In some way, shape, or form, alcohol affects most of the population at any university or college. Although some students do not share an interest with alcohol through drinking, there is always that one group of people who strolls down the street at some unforeseen hour waking up everyone with drunken shouts and hollers.

In some instances, students go as far as abusing alcohol for enjoyment or pleasure with their friends. It is from this that the Millersville University’s Division of Student Affairs sponsored a public service announcement contest to spread the word about having a responsible relationship with alcohol and “Reducing Harm” at Millersville.

A PSA is a message that is broadcast for the public by raising awareness about specific issues. All students were encouraged to enter and were asked by the Division of the Student Affairs to use information from the National Institute on Alcohol Abuse and Alcoholism (NIAAA) Web site on College Drinking.

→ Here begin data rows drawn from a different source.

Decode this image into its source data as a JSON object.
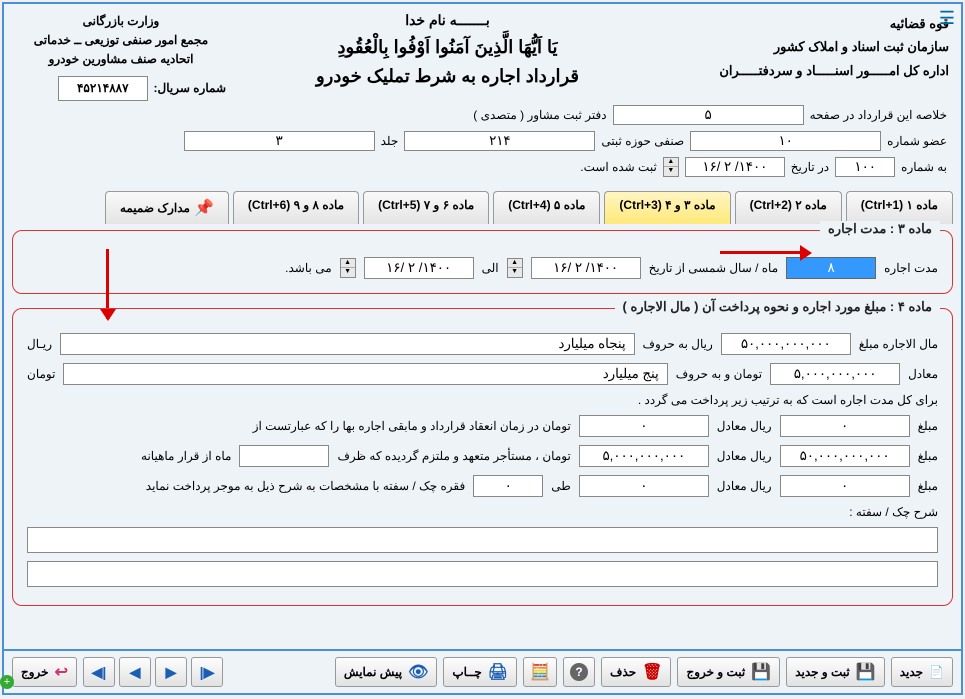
{
  "header": {
    "right1": "قوه قضائیه",
    "right2": "سازمان ثبت اسناد و املاک کشور",
    "right3": "اداره کل امـــــور اسنـــــاد و سردفتـــــران",
    "bismillah": "بـــــــه نام خدا",
    "verse": "یَا اَیُّهَا الَّذِینَ آمَنُوا اَوْفُوا بِالْعُقُودِ",
    "contract_title": "قرارداد اجاره به شرط تملیک خودرو",
    "left1": "وزارت بازرگانی",
    "left2": "مجمع امور صنفی توزیعی ــ خدماتی",
    "left3": "اتحادیه صنف مشاورین خودرو",
    "serial_label": "شماره سریال:",
    "serial_value": "۴۵۲۱۴۸۸۷"
  },
  "summary": {
    "line1_a": "خلاصه این قرارداد در صفحه",
    "page_value": "۵",
    "line1_b": "دفتر ثبت مشاور  ( متصدی )",
    "line2_a": "عضو شماره",
    "member_value": "۱۰",
    "line2_b": "صنفی حوزه ثبتی",
    "zone_value": "۲۱۴",
    "line2_c": "جلد",
    "volume_value": "۳",
    "line3_a": "به شماره",
    "number_value": "۱۰۰",
    "line3_b": "در تاریخ",
    "date_value": "۱۴۰۰/ ۲ /۱۶",
    "line3_c": "ثبت شده است."
  },
  "tabs": [
    {
      "label": "ماده ۱  (Ctrl+1)"
    },
    {
      "label": "ماده ۲  (Ctrl+2)"
    },
    {
      "label": "ماده ۳ و ۴  (Ctrl+3)",
      "active": true
    },
    {
      "label": "ماده ۵  (Ctrl+4)"
    },
    {
      "label": "ماده ۶ و ۷  (Ctrl+5)"
    },
    {
      "label": "ماده ۸ و ۹  (Ctrl+6)"
    },
    {
      "label": "مدارک ضمیمه",
      "attach": true
    }
  ],
  "section3": {
    "title": "ماده ۳ : مدت اجاره",
    "duration_label": "مدت اجاره",
    "duration_value": "۸",
    "unit_label": "ماه / سال شمسی از تاریخ",
    "from_date": "۱۴۰۰/ ۲ /۱۶",
    "to_label": "الی",
    "to_date": "۱۴۰۰/ ۲ /۱۶",
    "end_label": "می باشد."
  },
  "section4": {
    "title": "ماده ۴ : مبلغ مورد اجاره و نحوه پرداخت آن ( مال الاجاره )",
    "rent_label": "مال الاجاره مبلغ",
    "rent_value": "۵۰,۰۰۰,۰۰۰,۰۰۰",
    "rial_words_label": "ریال به حروف",
    "rial_words_value": "پنجاه میلیارد",
    "rial_unit": "ریـال",
    "equiv_label": "معادل",
    "equiv_value": "۵,۰۰۰,۰۰۰,۰۰۰",
    "toman_words_label": "تومان و به حروف",
    "toman_words_value": "پنج میلیارد",
    "toman_unit": "تومان",
    "note_line": "برای کل مدت اجاره است که به ترتیب زیر پرداخت می گردد .",
    "row1": {
      "a": "مبلغ",
      "av": "۰",
      "b": "ریال معادل",
      "bv": "۰",
      "c": "تومان در زمان انعقاد قرارداد و مابقی اجاره بها را که عبارتست از"
    },
    "row2": {
      "a": "مبلغ",
      "av": "۵۰,۰۰۰,۰۰۰,۰۰۰",
      "b": "ریال معادل",
      "bv": "۵,۰۰۰,۰۰۰,۰۰۰",
      "c": "تومان ، مستأجر متعهد و ملتزم گردیده که ظرف",
      "d": "ماه از قرار ماهیانه",
      "dv": ""
    },
    "row3": {
      "a": "مبلغ",
      "av": "۰",
      "b": "ریال معادل",
      "bv": "۰",
      "c": "طی",
      "cv": "۰",
      "d": "فقره چک / سفته با مشخصات به شرح ذیل به موجر پرداخت نماید"
    },
    "cheque_label": "شرح چک / سفته :"
  },
  "toolbar": {
    "new": "جدید",
    "save_new": "ثبت و جدید",
    "save_exit": "ثبت و خروج",
    "delete": "حذف",
    "print": "چــاپ",
    "preview": "پیش نمایش",
    "exit": "خروج"
  }
}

They were also asked to look at material from the CHOICES Workbook that has been used by the last three incoming freshmen classes as a source for their PSA. The main goal of the public service announcement was to reach out to students and show how having a responsible relationship with alcohol can reduce harm and side-step hazards that can come from alcohol.

The judging for the PSA contest took place during Alcohol Awareness Week on October 21. The overall winner will receive $200 while $100 will be awarded to the first place winners in the remaining three categories. The winners will be announced Wednesday, November 4.

John Baltzer, a member on the Student Affairs Division, says the strategy of the “Reduce Harm” campaign is “not to say alcohol is bad or don’t drink, but to please look at the whole picture because now in its second year, the PSA Contest encourages the contestants to examine the things college students don’t know about drinking.”
Baltzer explains that by using the research sites such as the NIAAA Web site on college drinking they are not only introduced to a larger truth, but they have the opportunity to
create a PSA which may reach and educate others.

“Your readers can learn more by visiting They can learn more about their own personal relationship with alcohol by completing the ECHUG available on the Counseling Center Web page. Some may try the ETOKE self-assessment. After all, we all came to college to get an education, right?” said Baltzer.